- **Problem to solve**
From first line to last, retype the data exactly.
BEGIN Material shown
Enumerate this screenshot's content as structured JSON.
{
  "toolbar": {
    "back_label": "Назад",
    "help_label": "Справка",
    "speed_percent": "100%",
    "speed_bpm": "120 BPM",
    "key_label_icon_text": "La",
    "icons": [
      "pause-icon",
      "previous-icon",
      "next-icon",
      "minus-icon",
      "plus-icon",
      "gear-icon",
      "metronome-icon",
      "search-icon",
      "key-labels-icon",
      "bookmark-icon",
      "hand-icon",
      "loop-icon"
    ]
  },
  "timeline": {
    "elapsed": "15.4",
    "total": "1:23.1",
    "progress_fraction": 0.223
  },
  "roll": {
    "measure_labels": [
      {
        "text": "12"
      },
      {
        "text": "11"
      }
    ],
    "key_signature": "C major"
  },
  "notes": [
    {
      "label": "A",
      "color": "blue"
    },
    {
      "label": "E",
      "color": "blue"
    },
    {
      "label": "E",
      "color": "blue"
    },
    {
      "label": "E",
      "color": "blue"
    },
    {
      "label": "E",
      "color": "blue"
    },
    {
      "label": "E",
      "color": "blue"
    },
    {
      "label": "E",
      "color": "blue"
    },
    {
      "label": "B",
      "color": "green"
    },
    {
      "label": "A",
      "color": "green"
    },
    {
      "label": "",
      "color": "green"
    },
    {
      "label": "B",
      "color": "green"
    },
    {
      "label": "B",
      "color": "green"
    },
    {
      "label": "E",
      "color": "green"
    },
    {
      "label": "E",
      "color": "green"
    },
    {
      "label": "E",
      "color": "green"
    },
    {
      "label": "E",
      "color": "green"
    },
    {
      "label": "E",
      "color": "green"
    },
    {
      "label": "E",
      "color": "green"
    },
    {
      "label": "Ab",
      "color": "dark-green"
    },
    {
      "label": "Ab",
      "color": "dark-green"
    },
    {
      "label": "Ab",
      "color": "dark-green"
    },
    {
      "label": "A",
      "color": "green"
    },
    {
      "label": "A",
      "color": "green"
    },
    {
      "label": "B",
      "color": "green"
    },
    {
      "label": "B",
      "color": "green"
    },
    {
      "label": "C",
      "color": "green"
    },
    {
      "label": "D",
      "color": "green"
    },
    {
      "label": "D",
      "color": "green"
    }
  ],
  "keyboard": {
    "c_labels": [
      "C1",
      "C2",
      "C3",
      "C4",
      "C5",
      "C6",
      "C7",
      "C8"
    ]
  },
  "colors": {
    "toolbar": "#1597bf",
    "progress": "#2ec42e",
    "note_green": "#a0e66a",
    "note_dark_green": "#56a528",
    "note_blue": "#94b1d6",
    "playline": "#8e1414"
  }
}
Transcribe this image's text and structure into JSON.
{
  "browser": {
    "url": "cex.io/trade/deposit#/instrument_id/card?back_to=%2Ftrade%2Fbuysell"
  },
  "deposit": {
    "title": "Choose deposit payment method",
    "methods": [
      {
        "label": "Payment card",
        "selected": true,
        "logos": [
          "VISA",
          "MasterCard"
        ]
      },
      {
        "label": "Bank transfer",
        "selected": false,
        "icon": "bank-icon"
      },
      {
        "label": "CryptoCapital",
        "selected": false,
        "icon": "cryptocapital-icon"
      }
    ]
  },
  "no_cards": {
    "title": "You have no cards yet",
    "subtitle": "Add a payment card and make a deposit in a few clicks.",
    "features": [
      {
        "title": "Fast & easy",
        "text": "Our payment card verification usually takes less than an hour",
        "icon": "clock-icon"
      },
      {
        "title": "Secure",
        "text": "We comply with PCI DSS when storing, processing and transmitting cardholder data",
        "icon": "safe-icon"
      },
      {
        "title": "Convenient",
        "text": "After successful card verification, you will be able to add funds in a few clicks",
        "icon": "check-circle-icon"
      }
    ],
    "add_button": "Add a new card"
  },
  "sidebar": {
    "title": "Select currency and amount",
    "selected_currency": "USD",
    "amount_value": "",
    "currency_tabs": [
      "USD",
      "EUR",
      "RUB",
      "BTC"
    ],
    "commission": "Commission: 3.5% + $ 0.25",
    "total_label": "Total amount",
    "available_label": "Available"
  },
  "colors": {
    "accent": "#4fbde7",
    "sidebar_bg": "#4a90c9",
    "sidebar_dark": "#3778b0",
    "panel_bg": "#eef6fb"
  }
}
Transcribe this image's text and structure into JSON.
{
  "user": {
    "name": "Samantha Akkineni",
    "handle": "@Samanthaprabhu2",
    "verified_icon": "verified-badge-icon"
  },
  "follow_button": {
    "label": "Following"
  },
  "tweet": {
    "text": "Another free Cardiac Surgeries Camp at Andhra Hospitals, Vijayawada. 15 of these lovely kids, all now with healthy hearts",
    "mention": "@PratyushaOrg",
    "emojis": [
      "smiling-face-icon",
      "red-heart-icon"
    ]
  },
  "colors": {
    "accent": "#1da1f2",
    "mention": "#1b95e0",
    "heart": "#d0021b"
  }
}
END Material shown
- **Response box**
Enumerate this screenshot's content as structured JSON.
{
  "toolbar": {
    "back_label": "Назад",
    "help_label": "Справка",
    "speed_percent": "100%",
    "speed_bpm": "120 BPM",
    "key_label_icon_text": "La",
    "icons": [
      "pause-icon",
      "previous-icon",
      "next-icon",
      "minus-icon",
      "plus-icon",
      "gear-icon",
      "metronome-icon",
      "search-icon",
      "key-labels-icon",
      "bookmark-icon",
      "hand-icon",
      "loop-icon"
    ]
  },
  "timeline": {
    "elapsed": "15.4",
    "total": "1:23.1",
    "progress_fraction": 0.223
  },
  "roll": {
    "measure_labels": [
      {
        "text": "12"
      },
      {
        "text": "11"
      }
    ],
    "key_signature": "C major"
  },
  "notes": [
    {
      "label": "A",
      "color": "blue"
    },
    {
      "label": "E",
      "color": "blue"
    },
    {
      "label": "E",
      "color": "blue"
    },
    {
      "label": "E",
      "color": "blue"
    },
    {
      "label": "E",
      "color": "blue"
    },
    {
      "label": "E",
      "color": "blue"
    },
    {
      "label": "E",
      "color": "blue"
    },
    {
      "label": "B",
      "color": "green"
    },
    {
      "label": "A",
      "color": "green"
    },
    {
      "label": "",
      "color": "green"
    },
    {
      "label": "B",
      "color": "green"
    },
    {
      "label": "B",
      "color": "green"
    },
    {
      "label": "E",
      "color": "green"
    },
    {
      "label": "E",
      "color": "green"
    },
    {
      "label": "E",
      "color": "green"
    },
    {
      "label": "E",
      "color": "green"
    },
    {
      "label": "E",
      "color": "green"
    },
    {
      "label": "E",
      "color": "green"
    },
    {
      "label": "Ab",
      "color": "dark-green"
    },
    {
      "label": "Ab",
      "color": "dark-green"
    },
    {
      "label": "Ab",
      "color": "dark-green"
    },
    {
      "label": "A",
      "color": "green"
    },
    {
      "label": "A",
      "color": "green"
    },
    {
      "label": "B",
      "color": "green"
    },
    {
      "label": "B",
      "color": "green"
    },
    {
      "label": "C",
      "color": "green"
    },
    {
      "label": "D",
      "color": "green"
    },
    {
      "label": "D",
      "color": "green"
    }
  ],
  "keyboard": {
    "c_labels": [
      "C1",
      "C2",
      "C3",
      "C4",
      "C5",
      "C6",
      "C7",
      "C8"
    ]
  },
  "colors": {
    "toolbar": "#1597bf",
    "progress": "#2ec42e",
    "note_green": "#a0e66a",
    "note_dark_green": "#56a528",
    "note_blue": "#94b1d6",
    "playline": "#8e1414"
  }
}
Transcribe this image's text and structure into JSON.
{
  "browser": {
    "url": "cex.io/trade/deposit#/instrument_id/card?back_to=%2Ftrade%2Fbuysell"
  },
  "deposit": {
    "title": "Choose deposit payment method",
    "methods": [
      {
        "label": "Payment card",
        "selected": true,
        "logos": [
          "VISA",
          "MasterCard"
        ]
      },
      {
        "label": "Bank transfer",
        "selected": false,
        "icon": "bank-icon"
      },
      {
        "label": "CryptoCapital",
        "selected": false,
        "icon": "cryptocapital-icon"
      }
    ]
  },
  "no_cards": {
    "title": "You have no cards yet",
    "subtitle": "Add a payment card and make a deposit in a few clicks.",
    "features": [
      {
        "title": "Fast & easy",
        "text": "Our payment card verification usually takes less than an hour",
        "icon": "clock-icon"
      },
      {
        "title": "Secure",
        "text": "We comply with PCI DSS when storing, processing and transmitting cardholder data",
        "icon": "safe-icon"
      },
      {
        "title": "Convenient",
        "text": "After successful card verification, you will be able to add funds in a few clicks",
        "icon": "check-circle-icon"
      }
    ],
    "add_button": "Add a new card"
  },
  "sidebar": {
    "title": "Select currency and amount",
    "selected_currency": "USD",
    "amount_value": "",
    "currency_tabs": [
      "USD",
      "EUR",
      "RUB",
      "BTC"
    ],
    "commission": "Commission: 3.5% + $ 0.25",
    "total_label": "Total amount",
    "available_label": "Available"
  },
  "colors": {
    "accent": "#4fbde7",
    "sidebar_bg": "#4a90c9",
    "sidebar_dark": "#3778b0",
    "panel_bg": "#eef6fb"
  }
}
Transcribe this image's text and structure into JSON.
{
  "user": {
    "name": "Samantha Akkineni",
    "handle": "@Samanthaprabhu2",
    "verified_icon": "verified-badge-icon"
  },
  "follow_button": {
    "label": "Following"
  },
  "tweet": {
    "text": "Another free Cardiac Surgeries Camp at Andhra Hospitals, Vijayawada. 15 of these lovely kids, all now with healthy hearts",
    "mention": "@PratyushaOrg",
    "emojis": [
      "smiling-face-icon",
      "red-heart-icon"
    ]
  },
  "colors": {
    "accent": "#1da1f2",
    "mention": "#1b95e0",
    "heart": "#d0021b"
  }
}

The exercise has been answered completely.